Doc Hammill’s Draft Horse Workshop…

…or how to drastically challenge the limits of my comfort zone.

Cathy Greatorex and Dr. Doug Hammill drive a Forecart with a Cultivator

Two weeks ago, I attended Doc’s workshop to learn more about driving and working with my horses at home. It was an eye-opening experience and, after so much time spent in the technical world, a great way to reconnect with a more natural system of thinking. In so many ways, I had to rearrange my methods for solving a problem. I had to think much more like a horse.

Horses predominently think about two things: protecting themselves and getting along with their group (that is, when they aren’t thinking about food). By keying into that mindset, we can start to eliminate the confusion of communicating with another species. (At least, that’s how the theory works in my head.) Theory and practice are, in the real world, quite different. Doc’s workshop takes you from theory to practice, in a very safe learning environment. (I didn’t get a single bruise or scrape the whole time I was there, unlike working here on the farm.)

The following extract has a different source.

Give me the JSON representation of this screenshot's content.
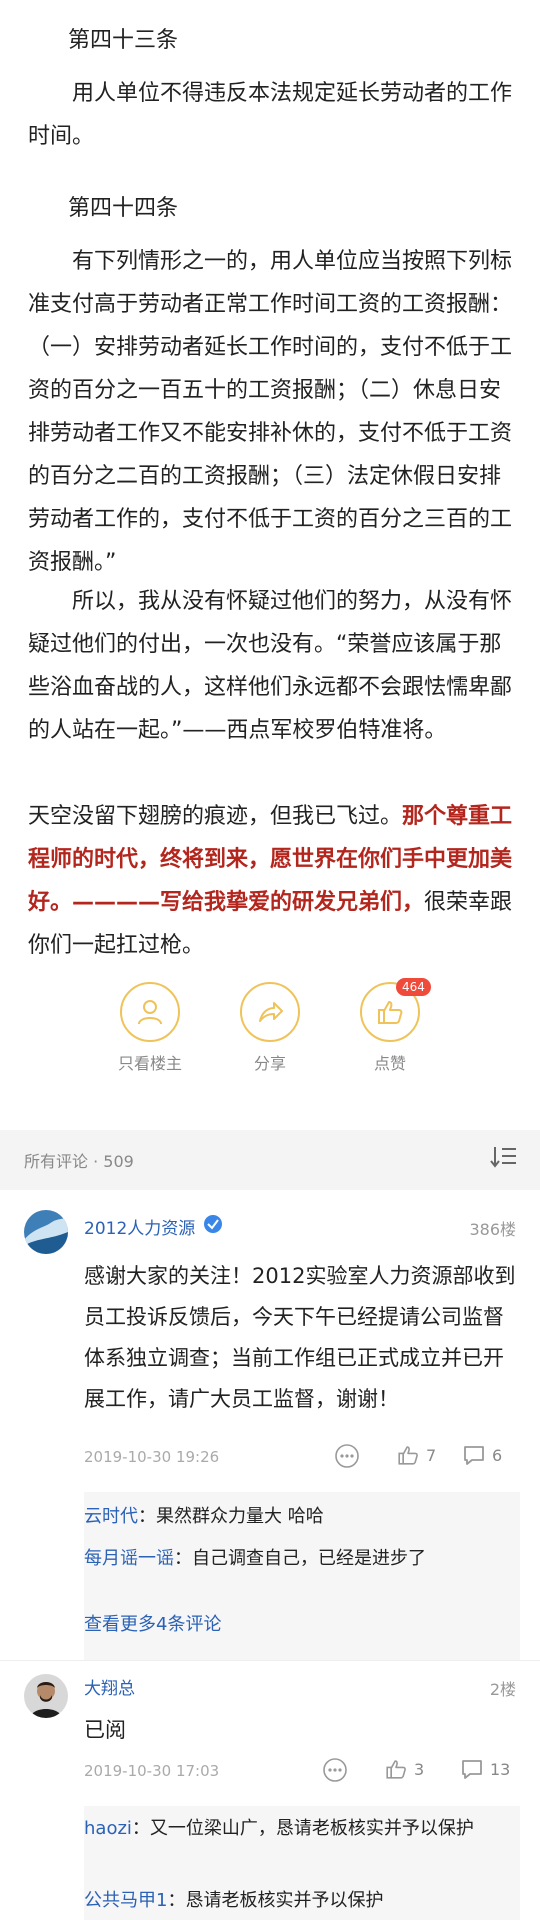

Three Fjords!

After adequate preparation, I was handed the reins on the very first day. I drove Ann, the Suffolk Punch, down the road, up the hill, and back. Then I remembered to breathe. (I should do that once in awhile…) As I got used to handling the reins over the next week, the actual breathing part got easier.

Doc and Cathy teach four workshops a year at their ranch in Eureka, Montana. Each workshop has no more than five students. This means that we had a big enough group to learn from each other, yet each of our personal questions were addressed. In the six days I spent there, we learned how to:

  • Following the side rake.
    Side Rake in the hay field.

    bring the horses in from the pasture,

  • groom the horses and care for hooves,
  • put on the harness, including fitting and adjusting it
  • hitch to carts and wagons
  • ground drive
  • skid logs (little ones, mind you)
  • rake hay
  • use a walking plow with a single horse
  • cultivate with a team

That’s a great deal of information for one week. My head is still swimming, I tell you.

Since I’ve been back, I’ve been able to change a few things to make working with the horses a bit easier. They are now coming in from the fields a bit more readily and I’m understanding their actions and motivations better. My blind quarter horse will take more work, but I now have, I believe, better ways to deal with his confusion. Because he can’t see, he’s very sensitive to both sound and touch which makes training him a delicate operation. I’m working on having him stand quietly and we’re very slowly making some progress.

Doc and Ann

I’ve gained new confidence to work with my horses (and not screw them up). I can drive a team now. (I know! It’s shocking!) I just need to learn to breathe while doing so.

Other students from Doc’s workshops have gone onto full-time farming with horses and even driving competitions. If you’ve ever considered animal-powered work, this is definitely a great way to start learning. You can find out more information at his site, Many times, during the winter, he will travel throughout the West teaching classes. Catch one near you!

If Vermont can do it…

…why can’t we? Gov. Peter Shumlin of Vermont has said Internet access is a necessity, and he has pledged to bring broadband to every last mile of the state by 2013. How can fiber optic companies reach the remotest areas of the state without breaking the bank? They are using draft horses.

Yes, and being successful at it. See Draft horses bring fiber optics to remote locations. They are laying lines in the most remote places and by 2013, everyone in Vermont will have access.

<rant alert> I live less than an hour’s drive from the main Microsoft campus, 52 minutes from downtown Seattle, yet have no broadband available – no cable, no DSL, no cellular wifi. There are no plans for at least the next several years in this state to bring broadband to rural spaces. We’ve been cherry-picked as less-than-desirable by access providers. I almost feel as though farming is a pre-existing condition to them. <end of rant>